[Opening Data for processing section]
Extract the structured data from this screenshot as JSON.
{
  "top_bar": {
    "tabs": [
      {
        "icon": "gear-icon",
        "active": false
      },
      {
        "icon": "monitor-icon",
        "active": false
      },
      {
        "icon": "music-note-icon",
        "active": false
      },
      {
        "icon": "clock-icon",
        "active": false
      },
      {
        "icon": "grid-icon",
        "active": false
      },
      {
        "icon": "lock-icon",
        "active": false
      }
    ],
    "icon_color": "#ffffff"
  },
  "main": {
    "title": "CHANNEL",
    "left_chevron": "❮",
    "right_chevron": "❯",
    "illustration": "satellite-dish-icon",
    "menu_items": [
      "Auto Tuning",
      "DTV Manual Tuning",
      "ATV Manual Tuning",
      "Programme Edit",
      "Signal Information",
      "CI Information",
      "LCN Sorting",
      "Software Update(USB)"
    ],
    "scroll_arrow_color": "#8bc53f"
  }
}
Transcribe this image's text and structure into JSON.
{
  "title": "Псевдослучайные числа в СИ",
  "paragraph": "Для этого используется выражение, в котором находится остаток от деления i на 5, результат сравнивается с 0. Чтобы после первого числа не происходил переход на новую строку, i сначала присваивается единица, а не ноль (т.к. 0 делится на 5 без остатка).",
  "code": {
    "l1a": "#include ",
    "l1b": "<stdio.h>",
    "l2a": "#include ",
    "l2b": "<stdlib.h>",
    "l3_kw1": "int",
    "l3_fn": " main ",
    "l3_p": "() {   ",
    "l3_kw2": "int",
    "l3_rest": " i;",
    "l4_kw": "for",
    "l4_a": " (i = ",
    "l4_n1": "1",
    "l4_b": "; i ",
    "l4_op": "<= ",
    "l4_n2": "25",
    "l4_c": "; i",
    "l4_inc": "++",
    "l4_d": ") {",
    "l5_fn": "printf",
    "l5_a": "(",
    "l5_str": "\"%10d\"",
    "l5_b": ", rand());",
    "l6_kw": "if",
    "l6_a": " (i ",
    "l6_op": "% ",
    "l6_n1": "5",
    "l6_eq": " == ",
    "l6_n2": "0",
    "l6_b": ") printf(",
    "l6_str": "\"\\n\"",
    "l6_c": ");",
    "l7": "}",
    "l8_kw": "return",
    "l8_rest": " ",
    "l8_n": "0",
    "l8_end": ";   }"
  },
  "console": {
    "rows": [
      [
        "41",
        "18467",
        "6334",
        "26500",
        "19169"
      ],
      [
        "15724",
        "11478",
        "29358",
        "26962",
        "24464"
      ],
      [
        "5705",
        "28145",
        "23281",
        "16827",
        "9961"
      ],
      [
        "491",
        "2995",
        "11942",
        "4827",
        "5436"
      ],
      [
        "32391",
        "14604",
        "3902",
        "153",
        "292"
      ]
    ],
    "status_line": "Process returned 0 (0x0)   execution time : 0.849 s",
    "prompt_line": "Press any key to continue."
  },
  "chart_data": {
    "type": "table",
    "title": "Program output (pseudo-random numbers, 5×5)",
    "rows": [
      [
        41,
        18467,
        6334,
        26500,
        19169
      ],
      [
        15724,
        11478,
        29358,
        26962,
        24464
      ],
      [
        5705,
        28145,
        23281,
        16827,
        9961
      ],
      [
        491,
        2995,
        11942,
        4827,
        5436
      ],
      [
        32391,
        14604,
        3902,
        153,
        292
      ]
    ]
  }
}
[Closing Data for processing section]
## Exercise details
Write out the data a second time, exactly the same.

## Solution below
Extract the structured data from this screenshot as JSON.
{
  "top_bar": {
    "tabs": [
      {
        "icon": "gear-icon",
        "active": false
      },
      {
        "icon": "monitor-icon",
        "active": false
      },
      {
        "icon": "music-note-icon",
        "active": false
      },
      {
        "icon": "clock-icon",
        "active": false
      },
      {
        "icon": "grid-icon",
        "active": false
      },
      {
        "icon": "lock-icon",
        "active": false
      }
    ],
    "icon_color": "#ffffff"
  },
  "main": {
    "title": "CHANNEL",
    "left_chevron": "❮",
    "right_chevron": "❯",
    "illustration": "satellite-dish-icon",
    "menu_items": [
      "Auto Tuning",
      "DTV Manual Tuning",
      "ATV Manual Tuning",
      "Programme Edit",
      "Signal Information",
      "CI Information",
      "LCN Sorting",
      "Software Update(USB)"
    ],
    "scroll_arrow_color": "#8bc53f"
  }
}
Transcribe this image's text and structure into JSON.
{
  "title": "Псевдослучайные числа в СИ",
  "paragraph": "Для этого используется выражение, в котором находится остаток от деления i на 5, результат сравнивается с 0. Чтобы после первого числа не происходил переход на новую строку, i сначала присваивается единица, а не ноль (т.к. 0 делится на 5 без остатка).",
  "code": {
    "l1a": "#include ",
    "l1b": "<stdio.h>",
    "l2a": "#include ",
    "l2b": "<stdlib.h>",
    "l3_kw1": "int",
    "l3_fn": " main ",
    "l3_p": "() {   ",
    "l3_kw2": "int",
    "l3_rest": " i;",
    "l4_kw": "for",
    "l4_a": " (i = ",
    "l4_n1": "1",
    "l4_b": "; i ",
    "l4_op": "<= ",
    "l4_n2": "25",
    "l4_c": "; i",
    "l4_inc": "++",
    "l4_d": ") {",
    "l5_fn": "printf",
    "l5_a": "(",
    "l5_str": "\"%10d\"",
    "l5_b": ", rand());",
    "l6_kw": "if",
    "l6_a": " (i ",
    "l6_op": "% ",
    "l6_n1": "5",
    "l6_eq": " == ",
    "l6_n2": "0",
    "l6_b": ") printf(",
    "l6_str": "\"\\n\"",
    "l6_c": ");",
    "l7": "}",
    "l8_kw": "return",
    "l8_rest": " ",
    "l8_n": "0",
    "l8_end": ";   }"
  },
  "console": {
    "rows": [
      [
        "41",
        "18467",
        "6334",
        "26500",
        "19169"
      ],
      [
        "15724",
        "11478",
        "29358",
        "26962",
        "24464"
      ],
      [
        "5705",
        "28145",
        "23281",
        "16827",
        "9961"
      ],
      [
        "491",
        "2995",
        "11942",
        "4827",
        "5436"
      ],
      [
        "32391",
        "14604",
        "3902",
        "153",
        "292"
      ]
    ],
    "status_line": "Process returned 0 (0x0)   execution time : 0.849 s",
    "prompt_line": "Press any key to continue."
  },
  "chart_data": {
    "type": "table",
    "title": "Program output (pseudo-random numbers, 5×5)",
    "rows": [
      [
        41,
        18467,
        6334,
        26500,
        19169
      ],
      [
        15724,
        11478,
        29358,
        26962,
        24464
      ],
      [
        5705,
        28145,
        23281,
        16827,
        9961
      ],
      [
        491,
        2995,
        11942,
        4827,
        5436
      ],
      [
        32391,
        14604,
        3902,
        153,
        292
      ]
    ]
  }
}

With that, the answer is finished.